As the 7th International World Water Forum gets underway in South Korea, Water Footprint Network congratulates its partner organisations that were amongst the highest in a ranking guide for the transparency of water use, published today in the scientific journal, 'Sustainability'.
The ranking was produced by Professor Arjen Hoekstra, Marissa Linneman and Royal HaskoningDHV, with support from Water Footprint Network and Worldwide Fund for Nature. It assesses the transparency of 75 of the largest listed companies in the Netherlands, many of which are multi-nationals.

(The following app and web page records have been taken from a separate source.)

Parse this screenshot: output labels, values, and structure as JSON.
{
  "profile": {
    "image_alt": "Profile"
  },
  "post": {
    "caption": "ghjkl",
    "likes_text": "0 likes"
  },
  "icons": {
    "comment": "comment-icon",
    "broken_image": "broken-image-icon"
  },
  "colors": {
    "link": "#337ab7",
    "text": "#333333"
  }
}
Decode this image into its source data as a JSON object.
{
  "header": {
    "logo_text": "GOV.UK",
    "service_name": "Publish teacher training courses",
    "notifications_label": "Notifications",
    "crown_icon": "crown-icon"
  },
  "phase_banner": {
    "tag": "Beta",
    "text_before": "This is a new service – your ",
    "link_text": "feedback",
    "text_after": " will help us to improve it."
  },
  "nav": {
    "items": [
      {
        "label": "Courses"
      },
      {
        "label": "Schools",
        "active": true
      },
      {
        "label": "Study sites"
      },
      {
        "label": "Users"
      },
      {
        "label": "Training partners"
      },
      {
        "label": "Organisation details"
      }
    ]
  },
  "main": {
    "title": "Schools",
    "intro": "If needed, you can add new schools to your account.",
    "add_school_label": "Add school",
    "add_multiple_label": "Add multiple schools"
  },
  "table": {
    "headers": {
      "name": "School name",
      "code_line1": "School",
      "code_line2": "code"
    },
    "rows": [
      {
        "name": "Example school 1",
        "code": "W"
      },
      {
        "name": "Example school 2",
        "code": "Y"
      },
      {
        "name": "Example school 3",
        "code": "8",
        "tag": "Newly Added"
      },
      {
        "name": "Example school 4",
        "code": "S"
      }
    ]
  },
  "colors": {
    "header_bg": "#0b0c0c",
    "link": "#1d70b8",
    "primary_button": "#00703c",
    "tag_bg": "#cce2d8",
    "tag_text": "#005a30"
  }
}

Heineken tops the list with a transparency score of 43%, followed by Koninklijke DSM (23%), Akzo Nobel (21%), ASML Holding (20%) and Unilever (16%). The top 5 represent three different sectors (consumer goods, materials and technology) and are all listed on the Dutch stock exchange. 34 of the 75 companies scored 0%, showing that they are not at all transparent about their water consumption.

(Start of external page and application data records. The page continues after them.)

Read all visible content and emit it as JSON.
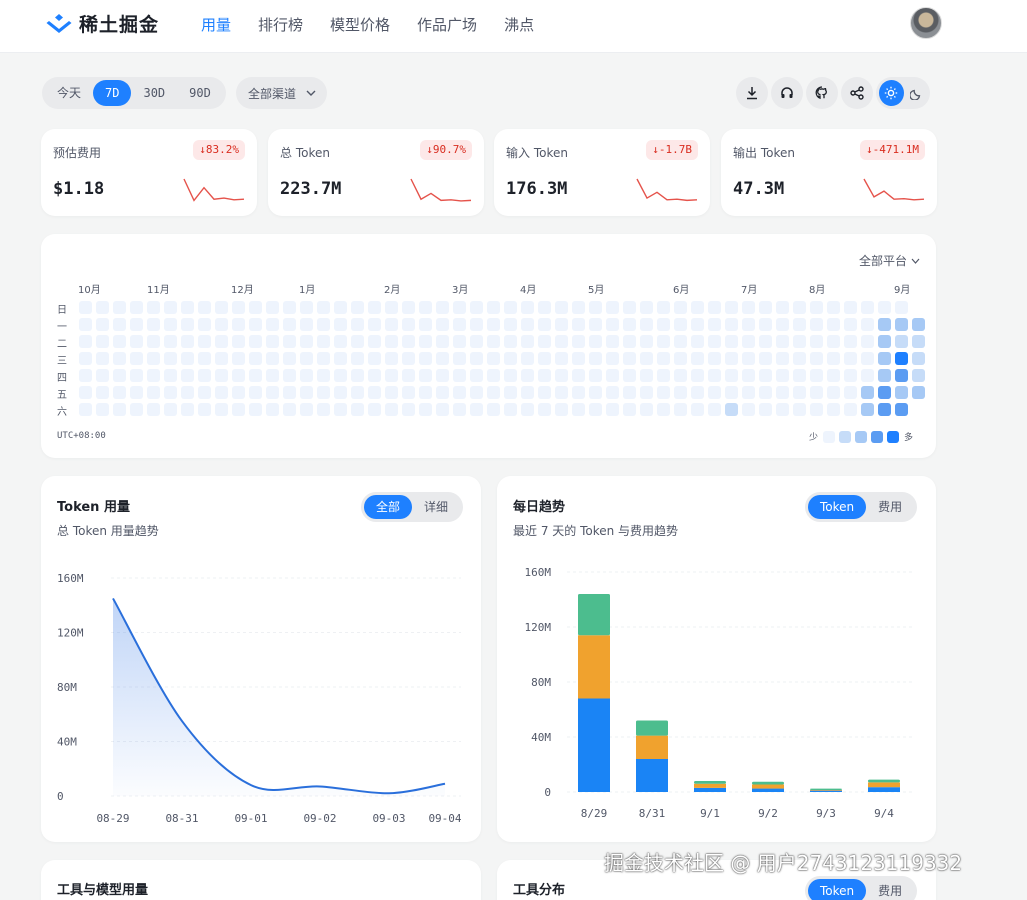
{
  "header": {
    "logo_text": "稀土掘金",
    "nav": [
      "用量",
      "排行榜",
      "模型价格",
      "作品广场",
      "沸点"
    ]
  },
  "toolbar": {
    "ranges": [
      "今天",
      "7D",
      "30D",
      "90D"
    ],
    "active_range": "7D",
    "channel": "全部渠道",
    "icons": [
      "download-icon",
      "headset-icon",
      "github-icon",
      "share-icon",
      "sun-icon",
      "moon-icon"
    ]
  },
  "stats": [
    {
      "label": "预估费用",
      "badge": "↓83.2%",
      "value": "$1.18",
      "spark": [
        45,
        8,
        30,
        10,
        12,
        9,
        10
      ]
    },
    {
      "label": "总 Token",
      "badge": "↓90.7%",
      "value": "223.7M",
      "spark": [
        45,
        10,
        20,
        8,
        9,
        7,
        8
      ]
    },
    {
      "label": "输入 Token",
      "badge": "↓-1.7B",
      "value": "176.3M",
      "spark": [
        45,
        12,
        22,
        9,
        10,
        8,
        9
      ]
    },
    {
      "label": "输出 Token",
      "badge": "↓-471.1M",
      "value": "47.3M",
      "spark": [
        45,
        14,
        24,
        10,
        11,
        9,
        10
      ]
    }
  ],
  "heatmap": {
    "platform": "全部平台",
    "months": [
      "10月",
      "11月",
      "12月",
      "1月",
      "2月",
      "3月",
      "4月",
      "5月",
      "6月",
      "7月",
      "8月",
      "9月"
    ],
    "weekdays": [
      "日",
      "一",
      "二",
      "三",
      "四",
      "五",
      "六"
    ],
    "timezone": "UTC+08:00",
    "legend_less": "少",
    "legend_more": "多",
    "colors": [
      "#eef4fd",
      "#c6dcf8",
      "#a6c9f5",
      "#5b9cf2",
      "#1e80ff"
    ]
  },
  "token_usage": {
    "title": "Token 用量",
    "subtitle": "总 Token 用量趋势",
    "toggle": [
      "全部",
      "详细"
    ],
    "active": "全部"
  },
  "daily_trend": {
    "title": "每日趋势",
    "subtitle": "最近 7 天的 Token 与费用趋势",
    "toggle": [
      "Token",
      "费用"
    ],
    "active": "Token"
  },
  "bottom": {
    "left_title": "工具与模型用量",
    "right_title": "工具分布",
    "toggle": [
      "Token",
      "费用"
    ]
  },
  "watermark": "掘金技术社区 @ 用户2743123119332",
  "chart_data": [
    {
      "type": "area",
      "title": "Token 用量",
      "x": [
        "08-29",
        "08-31",
        "09-01",
        "09-02",
        "09-03",
        "09-04"
      ],
      "values": [
        145,
        55,
        8,
        7,
        2,
        9
      ],
      "yticks": [
        "0",
        "40M",
        "80M",
        "120M",
        "160M"
      ],
      "ylim": [
        0,
        160
      ],
      "color": "#2a6fdb"
    },
    {
      "type": "bar",
      "title": "每日趋势",
      "categories": [
        "8/29",
        "8/31",
        "9/1",
        "9/2",
        "9/3",
        "9/4"
      ],
      "series": [
        {
          "values": [
            68,
            24,
            3,
            2.5,
            1,
            3.5
          ],
          "color": "#1a84f5"
        },
        {
          "values": [
            46,
            17,
            3,
            3,
            0.5,
            3.5
          ],
          "color": "#f0a22e"
        },
        {
          "values": [
            30,
            11,
            2,
            2,
            1,
            2
          ],
          "color": "#4cbd8e"
        }
      ],
      "yticks": [
        "0",
        "40M",
        "80M",
        "120M",
        "160M"
      ],
      "ylim": [
        0,
        160
      ]
    }
  ]
}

“As partners of the Water Footprint Network, Heineken, DSM and Unilever have learned about the importance of water to their business. By doing a Water Footprint Assessment, these leading companies have the information needed to disclose their water use,” said Ruth Mathews, Executive Director of Water Footprint Network, speaking from the World Water Forum.

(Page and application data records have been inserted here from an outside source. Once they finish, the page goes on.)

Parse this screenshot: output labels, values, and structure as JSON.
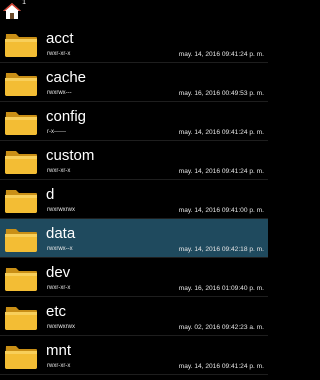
{
  "toolbar": {
    "home_icon": "home-icon",
    "home_badge": "1"
  },
  "colors": {
    "background": "#000000",
    "selected_row": "#1f4a5e",
    "folder": "#f0b82f",
    "text": "#ffffff"
  },
  "files": [
    {
      "name": "acct",
      "perm": "rwxr-xr-x",
      "date": "may. 14, 2016 09:41:24 p. m.",
      "selected": false
    },
    {
      "name": "cache",
      "perm": "rwxrwx---",
      "date": "may. 16, 2016 00:49:53 p. m.",
      "selected": false
    },
    {
      "name": "config",
      "perm": "r-x------",
      "date": "may. 14, 2016 09:41:24 p. m.",
      "selected": false
    },
    {
      "name": "custom",
      "perm": "rwxr-xr-x",
      "date": "may. 14, 2016 09:41:24 p. m.",
      "selected": false
    },
    {
      "name": "d",
      "perm": "rwxrwxrwx",
      "date": "may. 14, 2016 09:41:00 p. m.",
      "selected": false
    },
    {
      "name": "data",
      "perm": "rwxrwx--x",
      "date": "may. 14, 2016 09:42:18 p. m.",
      "selected": true
    },
    {
      "name": "dev",
      "perm": "rwxr-xr-x",
      "date": "may. 16, 2016 01:09:40 p. m.",
      "selected": false
    },
    {
      "name": "etc",
      "perm": "rwxrwxrwx",
      "date": "may. 02, 2016 09:42:23 a. m.",
      "selected": false
    },
    {
      "name": "mnt",
      "perm": "rwxr-xr-x",
      "date": "may. 14, 2016 09:41:24 p. m.",
      "selected": false
    }
  ]
}
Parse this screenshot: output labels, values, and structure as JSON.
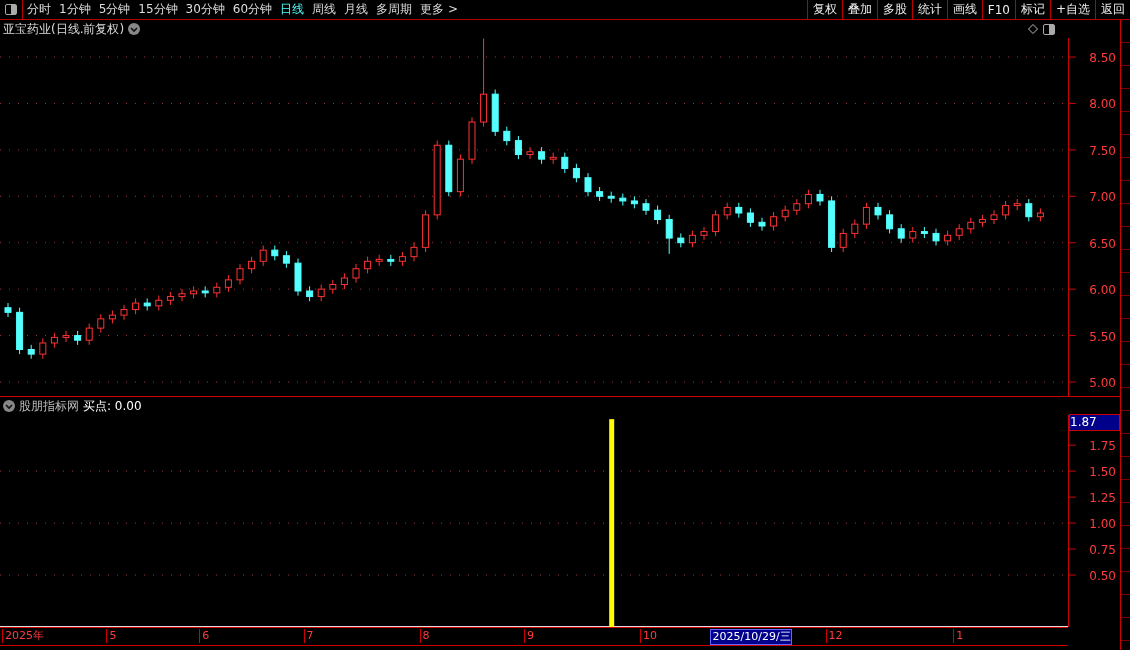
{
  "toolbar": {
    "periods": [
      {
        "label": "分时",
        "selected": false
      },
      {
        "label": "1分钟",
        "selected": false
      },
      {
        "label": "5分钟",
        "selected": false
      },
      {
        "label": "15分钟",
        "selected": false
      },
      {
        "label": "30分钟",
        "selected": false
      },
      {
        "label": "60分钟",
        "selected": false
      },
      {
        "label": "日线",
        "selected": true
      },
      {
        "label": "周线",
        "selected": false
      },
      {
        "label": "月线",
        "selected": false
      },
      {
        "label": "多周期",
        "selected": false
      },
      {
        "label": "更多 >",
        "selected": false
      }
    ],
    "actions": [
      "复权",
      "叠加",
      "多股",
      "统计",
      "画线",
      "F10",
      "标记",
      "+自选",
      "返回"
    ]
  },
  "price_panel": {
    "title": "亚宝药业(日线.前复权)",
    "chart_data": {
      "type": "candlestick",
      "grid": true,
      "ylim": [
        4.849,
        8.705
      ],
      "yticks": [
        {
          "value": 5.0,
          "label": "5.00"
        },
        {
          "value": 5.5,
          "label": "5.50"
        },
        {
          "value": 6.0,
          "label": "6.00"
        },
        {
          "value": 6.5,
          "label": "6.50"
        },
        {
          "value": 7.0,
          "label": "7.00"
        },
        {
          "value": 7.5,
          "label": "7.50"
        },
        {
          "value": 8.0,
          "label": "8.00"
        },
        {
          "value": 8.5,
          "label": "8.50"
        }
      ],
      "ohlc": [
        [
          5.8,
          5.85,
          5.7,
          5.75
        ],
        [
          5.75,
          5.8,
          5.3,
          5.35
        ],
        [
          5.35,
          5.4,
          5.25,
          5.3
        ],
        [
          5.3,
          5.47,
          5.25,
          5.42
        ],
        [
          5.42,
          5.53,
          5.37,
          5.48
        ],
        [
          5.48,
          5.55,
          5.43,
          5.5
        ],
        [
          5.5,
          5.55,
          5.4,
          5.45
        ],
        [
          5.45,
          5.63,
          5.4,
          5.58
        ],
        [
          5.58,
          5.73,
          5.53,
          5.68
        ],
        [
          5.68,
          5.77,
          5.63,
          5.72
        ],
        [
          5.72,
          5.83,
          5.67,
          5.78
        ],
        [
          5.78,
          5.9,
          5.73,
          5.85
        ],
        [
          5.85,
          5.9,
          5.77,
          5.82
        ],
        [
          5.82,
          5.93,
          5.77,
          5.88
        ],
        [
          5.88,
          5.97,
          5.83,
          5.92
        ],
        [
          5.92,
          6.0,
          5.87,
          5.95
        ],
        [
          5.95,
          6.03,
          5.9,
          5.98
        ],
        [
          5.98,
          6.03,
          5.91,
          5.96
        ],
        [
          5.96,
          6.07,
          5.91,
          6.02
        ],
        [
          6.02,
          6.15,
          5.97,
          6.1
        ],
        [
          6.1,
          6.27,
          6.05,
          6.22
        ],
        [
          6.22,
          6.35,
          6.17,
          6.3
        ],
        [
          6.3,
          6.47,
          6.25,
          6.42
        ],
        [
          6.42,
          6.47,
          6.31,
          6.36
        ],
        [
          6.36,
          6.41,
          6.23,
          6.28
        ],
        [
          6.28,
          6.33,
          5.93,
          5.98
        ],
        [
          5.98,
          6.03,
          5.87,
          5.92
        ],
        [
          5.92,
          6.05,
          5.87,
          6.0
        ],
        [
          6.0,
          6.1,
          5.95,
          6.05
        ],
        [
          6.05,
          6.17,
          6.0,
          6.12
        ],
        [
          6.12,
          6.27,
          6.07,
          6.22
        ],
        [
          6.22,
          6.35,
          6.17,
          6.3
        ],
        [
          6.3,
          6.37,
          6.25,
          6.32
        ],
        [
          6.32,
          6.37,
          6.25,
          6.3
        ],
        [
          6.3,
          6.4,
          6.25,
          6.35
        ],
        [
          6.35,
          6.5,
          6.3,
          6.45
        ],
        [
          6.45,
          6.85,
          6.4,
          6.8
        ],
        [
          6.8,
          7.6,
          6.75,
          7.55
        ],
        [
          7.55,
          7.6,
          7.0,
          7.05
        ],
        [
          7.05,
          7.45,
          7.0,
          7.4
        ],
        [
          7.4,
          7.85,
          7.35,
          7.8
        ],
        [
          7.8,
          8.7,
          7.75,
          8.1
        ],
        [
          8.1,
          8.15,
          7.65,
          7.7
        ],
        [
          7.7,
          7.75,
          7.55,
          7.6
        ],
        [
          7.6,
          7.65,
          7.4,
          7.45
        ],
        [
          7.45,
          7.53,
          7.4,
          7.48
        ],
        [
          7.48,
          7.53,
          7.35,
          7.4
        ],
        [
          7.4,
          7.47,
          7.35,
          7.42
        ],
        [
          7.42,
          7.47,
          7.25,
          7.3
        ],
        [
          7.3,
          7.35,
          7.15,
          7.2
        ],
        [
          7.2,
          7.25,
          7.0,
          7.05
        ],
        [
          7.05,
          7.1,
          6.95,
          7.0
        ],
        [
          7.0,
          7.05,
          6.93,
          6.98
        ],
        [
          6.98,
          7.03,
          6.9,
          6.95
        ],
        [
          6.95,
          7.0,
          6.87,
          6.92
        ],
        [
          6.92,
          6.97,
          6.8,
          6.85
        ],
        [
          6.85,
          6.9,
          6.7,
          6.75
        ],
        [
          6.75,
          6.8,
          6.38,
          6.55
        ],
        [
          6.55,
          6.6,
          6.45,
          6.5
        ],
        [
          6.5,
          6.63,
          6.45,
          6.58
        ],
        [
          6.58,
          6.67,
          6.53,
          6.62
        ],
        [
          6.62,
          6.85,
          6.57,
          6.8
        ],
        [
          6.8,
          6.93,
          6.75,
          6.88
        ],
        [
          6.88,
          6.93,
          6.77,
          6.82
        ],
        [
          6.82,
          6.87,
          6.67,
          6.72
        ],
        [
          6.72,
          6.77,
          6.63,
          6.68
        ],
        [
          6.68,
          6.83,
          6.63,
          6.78
        ],
        [
          6.78,
          6.9,
          6.73,
          6.85
        ],
        [
          6.85,
          6.97,
          6.8,
          6.92
        ],
        [
          6.92,
          7.07,
          6.87,
          7.02
        ],
        [
          7.02,
          7.07,
          6.9,
          6.95
        ],
        [
          6.95,
          7.0,
          6.4,
          6.45
        ],
        [
          6.45,
          6.65,
          6.4,
          6.6
        ],
        [
          6.6,
          6.75,
          6.55,
          6.7
        ],
        [
          6.7,
          6.93,
          6.65,
          6.88
        ],
        [
          6.88,
          6.93,
          6.75,
          6.8
        ],
        [
          6.8,
          6.85,
          6.6,
          6.65
        ],
        [
          6.65,
          6.7,
          6.5,
          6.55
        ],
        [
          6.55,
          6.67,
          6.5,
          6.62
        ],
        [
          6.62,
          6.67,
          6.55,
          6.6
        ],
        [
          6.6,
          6.65,
          6.47,
          6.52
        ],
        [
          6.52,
          6.63,
          6.47,
          6.58
        ],
        [
          6.58,
          6.7,
          6.53,
          6.65
        ],
        [
          6.65,
          6.77,
          6.6,
          6.72
        ],
        [
          6.72,
          6.8,
          6.67,
          6.75
        ],
        [
          6.75,
          6.85,
          6.7,
          6.8
        ],
        [
          6.8,
          6.95,
          6.75,
          6.9
        ],
        [
          6.9,
          6.97,
          6.85,
          6.92
        ],
        [
          6.92,
          6.97,
          6.73,
          6.78
        ],
        [
          6.78,
          6.87,
          6.73,
          6.82
        ]
      ]
    }
  },
  "indicator_panel": {
    "source": "股朋指标网",
    "reading": "买点: 0.00",
    "cursor_value": "1.87",
    "cursor_date": "2025/10/29/三",
    "chart_data": {
      "type": "bar",
      "grid": true,
      "ylim": [
        0,
        2.04
      ],
      "yticks": [
        {
          "value": 0.5,
          "label": "0.50"
        },
        {
          "value": 0.75,
          "label": "0.75"
        },
        {
          "value": 1.0,
          "label": "1.00"
        },
        {
          "value": 1.25,
          "label": "1.25"
        },
        {
          "value": 1.5,
          "label": "1.50"
        },
        {
          "value": 1.75,
          "label": "1.75"
        }
      ],
      "series": [
        {
          "color": "#ffff00",
          "values": [
            0,
            0,
            0,
            0,
            0,
            0,
            0,
            0,
            0,
            0,
            0,
            0,
            0,
            0,
            0,
            0,
            0,
            0,
            0,
            0,
            0,
            0,
            0,
            0,
            0,
            0,
            0,
            0,
            0,
            0,
            0,
            0,
            0,
            0,
            0,
            0,
            0,
            0,
            0,
            0,
            0,
            0,
            0,
            0,
            0,
            0,
            0,
            0,
            0,
            0,
            0,
            0,
            2.0,
            0,
            0,
            0,
            0,
            0,
            0,
            0,
            0,
            0,
            0,
            0,
            0,
            0,
            0,
            0,
            0,
            0,
            0,
            0,
            0,
            0,
            0,
            0,
            0,
            0,
            0,
            0,
            0,
            0,
            0,
            0,
            0,
            0,
            0,
            0,
            0,
            0
          ]
        }
      ]
    }
  },
  "time_axis": [
    "2025年",
    "5",
    "6",
    "7",
    "8",
    "9",
    "10",
    "12",
    "1"
  ]
}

“Transparency is an important step towards water stewardship, yet almost half of the companies assessed failed to score at all. We urge everyone to take action; it is clear that a lot more must be done by all sectors to improve their sustainability performance,” she added.
Overall, the ranking reveals a general lack of reporting and a wide variation in different sectors on how much they are willing to say about their water use. It also reveals that companies generally report more about their own operational activities than about their supply chain, where often there is the most water use.
The World Economic Forum (WEF) placed the water crises high on the agenda earlier this year. During the annual meeting of the CEOs of the world’s largest companies, international politicians and intellectuals, water crises ranked highest on WEF’s global risk report.
“All over the world you see that the risks of high water consumption are increasingly being recognized, also in the corporate sector. The growing world population, changing consumer behaviour and climate change have considerable effect on the scarcity and quality of water. We developed this ranking to provide an incentive for companies to improve the water performance in their operations and supply chains,” said Arjen Y. Hoekstra, Professor in Water Management at the University of Twente and co-author of the ranking.
Read the report in 'Sustainability’ here.